(Collected data)
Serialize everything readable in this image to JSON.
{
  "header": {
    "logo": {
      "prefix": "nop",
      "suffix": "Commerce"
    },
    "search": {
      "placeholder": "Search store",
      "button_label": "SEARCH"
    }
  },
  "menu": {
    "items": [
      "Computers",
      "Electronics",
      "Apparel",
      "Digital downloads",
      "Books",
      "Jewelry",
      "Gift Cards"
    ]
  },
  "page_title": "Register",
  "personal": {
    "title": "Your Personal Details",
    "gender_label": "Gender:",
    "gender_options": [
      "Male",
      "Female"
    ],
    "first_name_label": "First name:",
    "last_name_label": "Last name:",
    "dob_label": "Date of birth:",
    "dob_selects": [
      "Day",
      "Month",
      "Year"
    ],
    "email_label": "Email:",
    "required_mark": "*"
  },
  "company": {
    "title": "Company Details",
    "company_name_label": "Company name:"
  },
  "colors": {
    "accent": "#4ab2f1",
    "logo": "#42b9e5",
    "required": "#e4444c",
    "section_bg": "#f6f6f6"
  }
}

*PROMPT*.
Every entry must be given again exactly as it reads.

*ANSWER FOR THE TASK*.
Serialize everything readable in this image to JSON.
{
  "header": {
    "logo": {
      "prefix": "nop",
      "suffix": "Commerce"
    },
    "search": {
      "placeholder": "Search store",
      "button_label": "SEARCH"
    }
  },
  "menu": {
    "items": [
      "Computers",
      "Electronics",
      "Apparel",
      "Digital downloads",
      "Books",
      "Jewelry",
      "Gift Cards"
    ]
  },
  "page_title": "Register",
  "personal": {
    "title": "Your Personal Details",
    "gender_label": "Gender:",
    "gender_options": [
      "Male",
      "Female"
    ],
    "first_name_label": "First name:",
    "last_name_label": "Last name:",
    "dob_label": "Date of birth:",
    "dob_selects": [
      "Day",
      "Month",
      "Year"
    ],
    "email_label": "Email:",
    "required_mark": "*"
  },
  "company": {
    "title": "Company Details",
    "company_name_label": "Company name:"
  },
  "colors": {
    "accent": "#4ab2f1",
    "logo": "#42b9e5",
    "required": "#e4444c",
    "section_bg": "#f6f6f6"
  }
}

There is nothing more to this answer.